The spring, dedicated to Goddess Khir Bhawani, has an irregular septagonal shape with its apex called Pad (feet) to the East. The northern and the southern sides are longer than the western side which is called Shir (Head). In the centre of the holy spring where once stood a mulberry tree, there is one marble temple which enshrines some idols found at the time of cleansing the spring.
In early 1970 an electric pump was installed to conduct the cleansing operation of the spring. Besides removal of mud and mire which had accumulated since long at the bottom of the spring a number of gold ornaments and silver pieces offered to the Goddess were recovered.
As a result of the silt clearance a huge volume of milky white water bubbled out.
Various legends and stories are current among the people regarding the holy spring. One such legend is that when Ravana was killed at the hands of Bagwan Rama the Goddess Bhawani ordered Hanuman to carry her to Satisar-Kashmir along with 360 Nagas.
Hanuman selected the site and installed the Goddess in the Northern part of the valley. She came to be known as Khir Bhawani or Ragyna Bhagwati as her favourite offerings consist of rice cooked in milk and sugar, and all other vegetarian forms of diet.
They said there is also an interesting story about how this spring came to light among the people.
It is related that one pious Brahmin named Krishna Pandit of old city Habba Kadal had a vision wherein he was informed by a Deva to offer Puja to Khir Bhawani in the swamps of Tullamulla.
Pandit was guided by a snake through the swampy and marshy land, until he reached the hollow trunk of a mulberry tree.
The saint took the clue and after performing Puju poured milk which he had brought for this purpose. It is thus that the holy spring was discovered and was known to Kashmiries.
It is believed that the discovery of the holy spring has been made on Ashadha Saptami, the 7th day of the bright fortnight of the month of June-July. Kashmiri Hindus come here on every Ashtami - 8th day of the bright fortnight of each lunar month and majority of Kashmiri Hindus consider Khir Bhawani as their guardian Goddess.

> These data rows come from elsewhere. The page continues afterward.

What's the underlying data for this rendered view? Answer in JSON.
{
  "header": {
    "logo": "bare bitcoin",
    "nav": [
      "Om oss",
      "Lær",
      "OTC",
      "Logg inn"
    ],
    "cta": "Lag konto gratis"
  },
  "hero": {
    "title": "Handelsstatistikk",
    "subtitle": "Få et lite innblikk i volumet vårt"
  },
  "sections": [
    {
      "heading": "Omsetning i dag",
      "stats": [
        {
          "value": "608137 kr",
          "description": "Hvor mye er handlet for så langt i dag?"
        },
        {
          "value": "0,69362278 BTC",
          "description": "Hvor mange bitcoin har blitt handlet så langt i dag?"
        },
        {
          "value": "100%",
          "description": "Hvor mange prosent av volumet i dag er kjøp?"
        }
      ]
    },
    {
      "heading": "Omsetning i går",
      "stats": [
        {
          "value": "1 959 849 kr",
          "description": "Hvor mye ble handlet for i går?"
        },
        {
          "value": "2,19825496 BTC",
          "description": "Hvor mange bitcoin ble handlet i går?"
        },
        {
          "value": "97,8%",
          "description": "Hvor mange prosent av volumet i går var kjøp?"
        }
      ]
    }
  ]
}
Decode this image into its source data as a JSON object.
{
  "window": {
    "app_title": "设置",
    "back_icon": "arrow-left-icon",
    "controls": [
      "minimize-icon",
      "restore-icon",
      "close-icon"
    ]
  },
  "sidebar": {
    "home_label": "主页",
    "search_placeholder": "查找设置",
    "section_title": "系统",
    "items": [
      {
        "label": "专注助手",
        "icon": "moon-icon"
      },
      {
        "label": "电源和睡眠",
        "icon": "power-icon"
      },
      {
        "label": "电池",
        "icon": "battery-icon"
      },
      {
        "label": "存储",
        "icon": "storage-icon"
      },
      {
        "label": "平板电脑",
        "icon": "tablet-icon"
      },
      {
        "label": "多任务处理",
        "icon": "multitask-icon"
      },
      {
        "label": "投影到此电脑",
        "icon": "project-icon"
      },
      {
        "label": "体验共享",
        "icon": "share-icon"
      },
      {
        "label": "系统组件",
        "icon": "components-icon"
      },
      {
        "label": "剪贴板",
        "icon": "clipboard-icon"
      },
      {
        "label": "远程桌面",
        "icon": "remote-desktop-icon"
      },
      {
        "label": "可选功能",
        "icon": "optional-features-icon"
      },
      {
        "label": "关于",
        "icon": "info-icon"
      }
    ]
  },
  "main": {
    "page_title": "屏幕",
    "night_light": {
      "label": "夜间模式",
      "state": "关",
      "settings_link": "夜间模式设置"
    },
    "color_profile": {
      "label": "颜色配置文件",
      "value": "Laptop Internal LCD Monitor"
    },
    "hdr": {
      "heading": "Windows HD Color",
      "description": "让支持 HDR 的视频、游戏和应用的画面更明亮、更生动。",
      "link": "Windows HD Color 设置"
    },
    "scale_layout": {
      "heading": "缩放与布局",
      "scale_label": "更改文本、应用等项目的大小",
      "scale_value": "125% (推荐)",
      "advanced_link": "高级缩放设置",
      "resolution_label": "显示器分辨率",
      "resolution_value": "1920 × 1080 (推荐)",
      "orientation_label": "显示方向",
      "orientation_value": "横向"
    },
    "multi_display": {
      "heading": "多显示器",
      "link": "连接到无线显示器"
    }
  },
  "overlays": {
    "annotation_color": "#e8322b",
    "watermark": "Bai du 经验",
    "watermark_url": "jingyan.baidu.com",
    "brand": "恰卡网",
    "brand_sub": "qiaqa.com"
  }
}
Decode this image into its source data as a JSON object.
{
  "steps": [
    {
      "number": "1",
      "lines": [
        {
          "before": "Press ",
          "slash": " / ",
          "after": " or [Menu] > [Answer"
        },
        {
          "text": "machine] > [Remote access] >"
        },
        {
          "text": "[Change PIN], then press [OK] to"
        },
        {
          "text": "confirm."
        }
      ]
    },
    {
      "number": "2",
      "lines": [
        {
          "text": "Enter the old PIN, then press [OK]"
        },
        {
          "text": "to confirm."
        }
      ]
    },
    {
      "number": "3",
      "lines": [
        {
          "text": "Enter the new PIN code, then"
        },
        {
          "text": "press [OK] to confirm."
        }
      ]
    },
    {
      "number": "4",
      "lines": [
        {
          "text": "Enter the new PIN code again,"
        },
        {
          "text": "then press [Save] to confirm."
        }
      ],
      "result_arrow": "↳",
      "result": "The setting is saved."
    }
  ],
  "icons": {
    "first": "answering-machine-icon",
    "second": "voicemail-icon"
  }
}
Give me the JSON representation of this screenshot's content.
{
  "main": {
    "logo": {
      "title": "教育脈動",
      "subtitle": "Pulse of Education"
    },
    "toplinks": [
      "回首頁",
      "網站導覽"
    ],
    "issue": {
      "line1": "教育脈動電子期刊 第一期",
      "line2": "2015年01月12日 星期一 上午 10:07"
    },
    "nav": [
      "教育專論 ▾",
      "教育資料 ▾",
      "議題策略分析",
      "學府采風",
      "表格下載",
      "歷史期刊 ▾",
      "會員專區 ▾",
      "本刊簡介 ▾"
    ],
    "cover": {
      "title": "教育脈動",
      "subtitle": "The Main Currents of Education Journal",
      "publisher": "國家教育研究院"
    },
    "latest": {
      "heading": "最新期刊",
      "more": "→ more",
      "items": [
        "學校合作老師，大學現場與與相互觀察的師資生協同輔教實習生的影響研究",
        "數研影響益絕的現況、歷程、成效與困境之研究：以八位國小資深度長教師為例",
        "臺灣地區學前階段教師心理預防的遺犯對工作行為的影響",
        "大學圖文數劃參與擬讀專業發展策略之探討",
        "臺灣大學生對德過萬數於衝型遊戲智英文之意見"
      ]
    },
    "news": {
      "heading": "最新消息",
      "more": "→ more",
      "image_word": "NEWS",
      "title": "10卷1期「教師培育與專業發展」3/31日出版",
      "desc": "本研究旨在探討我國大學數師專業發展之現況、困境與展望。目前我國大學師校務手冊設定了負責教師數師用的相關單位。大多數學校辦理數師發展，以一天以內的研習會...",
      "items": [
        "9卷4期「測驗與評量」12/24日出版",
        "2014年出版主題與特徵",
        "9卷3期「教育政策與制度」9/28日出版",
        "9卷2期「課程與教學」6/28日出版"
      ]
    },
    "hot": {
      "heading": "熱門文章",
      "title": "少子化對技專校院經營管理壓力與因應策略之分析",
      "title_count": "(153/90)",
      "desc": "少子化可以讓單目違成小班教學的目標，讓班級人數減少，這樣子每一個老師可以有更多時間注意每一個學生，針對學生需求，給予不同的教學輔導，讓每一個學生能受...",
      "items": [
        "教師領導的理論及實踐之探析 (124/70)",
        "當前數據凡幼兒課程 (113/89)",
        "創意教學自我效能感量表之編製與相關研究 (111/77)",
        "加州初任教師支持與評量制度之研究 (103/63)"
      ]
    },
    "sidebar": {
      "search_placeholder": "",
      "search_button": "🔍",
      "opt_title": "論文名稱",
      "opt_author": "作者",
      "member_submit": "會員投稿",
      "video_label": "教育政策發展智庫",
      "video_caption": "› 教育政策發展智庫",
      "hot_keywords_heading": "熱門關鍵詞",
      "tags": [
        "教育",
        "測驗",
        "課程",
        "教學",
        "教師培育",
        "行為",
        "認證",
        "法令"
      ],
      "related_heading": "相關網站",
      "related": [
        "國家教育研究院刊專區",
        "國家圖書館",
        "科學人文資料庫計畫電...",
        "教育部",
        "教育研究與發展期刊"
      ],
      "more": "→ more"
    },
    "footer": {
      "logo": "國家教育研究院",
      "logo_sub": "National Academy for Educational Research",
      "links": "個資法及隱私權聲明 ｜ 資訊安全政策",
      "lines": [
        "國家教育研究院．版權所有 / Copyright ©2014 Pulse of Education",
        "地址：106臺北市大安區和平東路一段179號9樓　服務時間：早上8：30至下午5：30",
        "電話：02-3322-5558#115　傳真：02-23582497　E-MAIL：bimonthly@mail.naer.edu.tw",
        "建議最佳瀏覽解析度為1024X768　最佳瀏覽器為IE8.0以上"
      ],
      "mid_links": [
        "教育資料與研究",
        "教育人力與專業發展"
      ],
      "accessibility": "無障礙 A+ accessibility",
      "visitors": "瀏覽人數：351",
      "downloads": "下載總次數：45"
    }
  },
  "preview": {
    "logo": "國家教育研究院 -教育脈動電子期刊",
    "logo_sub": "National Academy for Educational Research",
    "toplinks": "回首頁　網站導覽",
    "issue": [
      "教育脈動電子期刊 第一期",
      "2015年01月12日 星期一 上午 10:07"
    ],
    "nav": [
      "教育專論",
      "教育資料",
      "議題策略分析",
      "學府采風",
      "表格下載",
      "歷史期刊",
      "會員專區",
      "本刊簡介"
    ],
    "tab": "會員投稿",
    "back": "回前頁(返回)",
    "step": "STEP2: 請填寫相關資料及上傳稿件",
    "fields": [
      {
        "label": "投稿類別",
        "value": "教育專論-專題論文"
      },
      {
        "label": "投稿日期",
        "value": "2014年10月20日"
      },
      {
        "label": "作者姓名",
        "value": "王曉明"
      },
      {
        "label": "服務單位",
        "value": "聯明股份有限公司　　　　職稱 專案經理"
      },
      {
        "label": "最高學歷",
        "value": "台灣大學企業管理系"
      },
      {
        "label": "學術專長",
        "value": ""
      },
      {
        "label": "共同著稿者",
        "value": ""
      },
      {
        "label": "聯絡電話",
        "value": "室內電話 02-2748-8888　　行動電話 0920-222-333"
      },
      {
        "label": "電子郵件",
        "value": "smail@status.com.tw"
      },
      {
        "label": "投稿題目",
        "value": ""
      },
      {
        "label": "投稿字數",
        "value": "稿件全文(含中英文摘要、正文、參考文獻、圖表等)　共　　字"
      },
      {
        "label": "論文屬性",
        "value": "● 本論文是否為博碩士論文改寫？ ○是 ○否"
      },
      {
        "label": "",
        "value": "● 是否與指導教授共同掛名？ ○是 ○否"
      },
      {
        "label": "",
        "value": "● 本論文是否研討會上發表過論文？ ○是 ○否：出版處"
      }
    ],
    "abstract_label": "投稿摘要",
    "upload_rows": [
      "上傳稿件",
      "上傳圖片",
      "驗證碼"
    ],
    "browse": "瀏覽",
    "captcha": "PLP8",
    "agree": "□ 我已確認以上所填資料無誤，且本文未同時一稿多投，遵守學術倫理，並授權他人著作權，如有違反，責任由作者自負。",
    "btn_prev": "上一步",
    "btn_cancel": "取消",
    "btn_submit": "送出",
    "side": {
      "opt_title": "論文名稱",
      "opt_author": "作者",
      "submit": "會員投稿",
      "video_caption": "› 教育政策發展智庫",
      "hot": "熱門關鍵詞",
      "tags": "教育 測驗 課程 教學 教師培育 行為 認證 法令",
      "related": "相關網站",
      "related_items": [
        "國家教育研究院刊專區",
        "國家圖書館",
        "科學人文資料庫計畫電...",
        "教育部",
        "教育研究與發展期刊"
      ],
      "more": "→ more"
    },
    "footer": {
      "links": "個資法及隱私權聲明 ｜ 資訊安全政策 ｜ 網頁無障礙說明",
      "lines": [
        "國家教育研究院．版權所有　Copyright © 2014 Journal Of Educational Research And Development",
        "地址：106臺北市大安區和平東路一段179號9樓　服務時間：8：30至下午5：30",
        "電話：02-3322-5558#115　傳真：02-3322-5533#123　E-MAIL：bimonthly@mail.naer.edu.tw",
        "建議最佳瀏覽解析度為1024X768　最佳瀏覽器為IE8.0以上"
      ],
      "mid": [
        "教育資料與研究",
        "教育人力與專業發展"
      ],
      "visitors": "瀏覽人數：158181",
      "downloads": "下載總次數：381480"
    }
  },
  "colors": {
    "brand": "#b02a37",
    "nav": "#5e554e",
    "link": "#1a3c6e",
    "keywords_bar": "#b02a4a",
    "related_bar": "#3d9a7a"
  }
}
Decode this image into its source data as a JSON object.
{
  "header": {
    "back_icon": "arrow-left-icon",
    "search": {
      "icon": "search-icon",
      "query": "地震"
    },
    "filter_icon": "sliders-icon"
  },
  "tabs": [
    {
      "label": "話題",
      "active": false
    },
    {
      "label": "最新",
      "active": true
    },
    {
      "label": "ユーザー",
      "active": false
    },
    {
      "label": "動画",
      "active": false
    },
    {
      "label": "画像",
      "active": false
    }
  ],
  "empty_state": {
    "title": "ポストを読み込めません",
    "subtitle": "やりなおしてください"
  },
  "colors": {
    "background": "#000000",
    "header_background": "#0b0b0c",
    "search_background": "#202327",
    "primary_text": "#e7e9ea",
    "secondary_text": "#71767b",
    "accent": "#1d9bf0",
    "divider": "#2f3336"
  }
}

The annual festival is held on Jesht Ashtami (May-June) when Kashmir pandits visit the place in large numbers to offer prayers to seek the blessings of the diety.
Devotees also throng on every Shukla Paksh Ashtami round the year and perform HAWANS to please the Mother.
The historic Temple of Kheer Bhiwani was built by Maharaja Pratap Singh in 1912 and later renovated by Maharaja Hari Singh.
The diety of Godess Ragyna is decorated in a small white Marble Temple. The legend goes that Lord Rama worshiped Mother Ragyna during his exile and desired Hanuman ji to shift the seat of Mother after the expiry of exile period, who bought it to Shadipora and was latter shifted to present to present site as per the wish of divine Mother Ragnya conveyed in dream to one Pandit Rugnath Gadroo, it is believed.
Thousands of Kashmiri pandits used to visit the temple on Khir Bhawani Mela.
However, after migration of Pandits from the Kashmir valley in early 90s, only few hundreds were visiting the temple till late 90s.
But during the past one decade, the number of Pandits, coming from different parts of the country, started increasing with every passing year.
In 2010 it was more than one lakh as per the organisers of the Mela, which has now become a source of reunion among the local Muslims and Pandits, who had migrated from the valley.
The state government has constructed a number of rooms for the devotees, who are coming to temple from outside the Kashmir valley.